So, what have we learnt about stock in 2020? Well, I think the key learning is that uncertainty, unpredictability and unreliability hugely affect the prediction methods the industry relies upon so heavily. Is there a solution to this? Yes: make less, make better and utilize other methods of production. From experience, this is much easier said than done, but we can learn a lot from looking at the innovative methods that independent fashion brands take to produce, pre-order and manage their smaller, more efficient stock.
The second aspect that I want to talk about is risk. A lot of the work that we do at Rockett Fashion, particularly with our luxury fashion clients, is to talk about risk management and mitigation. As a business it’s essential to take risks but still important that they’re controlled and informed. You need to make sure that decisions made align closely to your values, the vision for your business, and your mission. If you stick with your purpose, your plan, and your target audience then you are automatically reducing your risk.
Up at number three is adapting. You might know the sales strategy, marketing tools, and approach which worked for your business in February 2020, but have those methods had to change since then? What have you done different in the months since, what changes have you made, and why? If you want to make it in fashion, you must be able to adapt, to change the way that you sell when we face another lockdown, to change the way that you market when Instagram and Tik Tok are constantly competing with each other.

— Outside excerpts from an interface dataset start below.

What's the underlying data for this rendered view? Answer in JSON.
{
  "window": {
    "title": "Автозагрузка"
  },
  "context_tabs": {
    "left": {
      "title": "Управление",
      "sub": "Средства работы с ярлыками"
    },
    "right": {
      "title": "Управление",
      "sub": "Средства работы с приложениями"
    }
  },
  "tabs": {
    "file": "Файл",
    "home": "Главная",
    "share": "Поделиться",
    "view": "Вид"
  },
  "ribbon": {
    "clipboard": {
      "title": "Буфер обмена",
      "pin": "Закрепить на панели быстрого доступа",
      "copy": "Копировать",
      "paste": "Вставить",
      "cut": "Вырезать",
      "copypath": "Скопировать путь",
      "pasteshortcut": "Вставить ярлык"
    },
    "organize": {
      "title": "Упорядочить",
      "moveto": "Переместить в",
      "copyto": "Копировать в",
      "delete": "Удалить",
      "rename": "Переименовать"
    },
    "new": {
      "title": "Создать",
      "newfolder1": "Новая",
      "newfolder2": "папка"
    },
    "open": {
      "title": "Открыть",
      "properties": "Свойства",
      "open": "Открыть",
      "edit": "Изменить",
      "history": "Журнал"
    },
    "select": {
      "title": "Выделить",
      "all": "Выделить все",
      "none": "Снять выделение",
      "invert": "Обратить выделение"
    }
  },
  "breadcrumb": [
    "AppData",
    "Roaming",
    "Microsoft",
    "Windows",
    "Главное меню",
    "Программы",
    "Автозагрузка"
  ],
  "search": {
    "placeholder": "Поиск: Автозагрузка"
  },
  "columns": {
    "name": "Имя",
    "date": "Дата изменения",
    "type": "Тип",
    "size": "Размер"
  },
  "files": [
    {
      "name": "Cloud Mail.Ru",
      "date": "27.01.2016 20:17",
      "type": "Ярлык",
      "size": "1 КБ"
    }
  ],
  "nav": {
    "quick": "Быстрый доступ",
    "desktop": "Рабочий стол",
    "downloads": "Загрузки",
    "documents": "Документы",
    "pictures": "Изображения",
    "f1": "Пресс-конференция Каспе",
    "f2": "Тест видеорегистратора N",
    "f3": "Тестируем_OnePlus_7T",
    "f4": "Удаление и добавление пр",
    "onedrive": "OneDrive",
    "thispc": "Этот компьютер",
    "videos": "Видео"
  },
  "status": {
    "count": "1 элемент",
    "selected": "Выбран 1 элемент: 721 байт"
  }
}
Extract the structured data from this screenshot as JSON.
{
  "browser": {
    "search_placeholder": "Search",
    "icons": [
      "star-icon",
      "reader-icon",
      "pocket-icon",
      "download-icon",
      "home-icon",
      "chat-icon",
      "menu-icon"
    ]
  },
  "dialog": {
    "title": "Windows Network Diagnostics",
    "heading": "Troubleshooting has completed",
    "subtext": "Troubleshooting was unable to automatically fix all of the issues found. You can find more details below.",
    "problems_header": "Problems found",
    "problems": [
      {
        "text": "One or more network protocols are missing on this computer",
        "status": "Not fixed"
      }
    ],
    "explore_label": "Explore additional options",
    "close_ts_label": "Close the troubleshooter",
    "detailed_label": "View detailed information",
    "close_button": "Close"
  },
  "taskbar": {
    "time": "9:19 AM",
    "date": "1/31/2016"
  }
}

Our number four lesson of 2020 is our reliance on the outdated systems in fashion. This links closely to adapting, stock and risk. A lot of fashion brands rely on sales through wholesale which are placed every six months after a showcasing period. Buyers then order from you, typically give you a deposit for the production, and then you deliver to them a few months later. The main issue with this is that designers usually end up with really small margins. If we learn one thing from 2020, it would be great if designers could see the potential to move away from the wholesale system towards more direct-to-consumer and commission-based sales, so they can make more money from each piece.
We’ll finish up nicely with point five: digitisation. I for one completely underestimated the digital system which existed before 2020, it wasn’t until this year that I actually understood how many amazing tools we have available to us. This might have included anything from design software, AR and VR try-on methods, digital sampling, to selling your garments in games. As someone who doesn’t have the first clue about the world of gaming, this one thing that I’ve had to spend some time getting my head round this year!
Personally, I’ve started to make a note of what I’ve learned each month, and I’ve really enjoyed the process. Having launched my businesses in January and March 2020, I’ve learned a huge amount in the year that inverted a lot of what we knew and understood about our lives. A huge amount of change in the industry has been accelerated by the pandemic and hopefully this will give the fashion industry the boost it needs to shift towards a more sustainable future!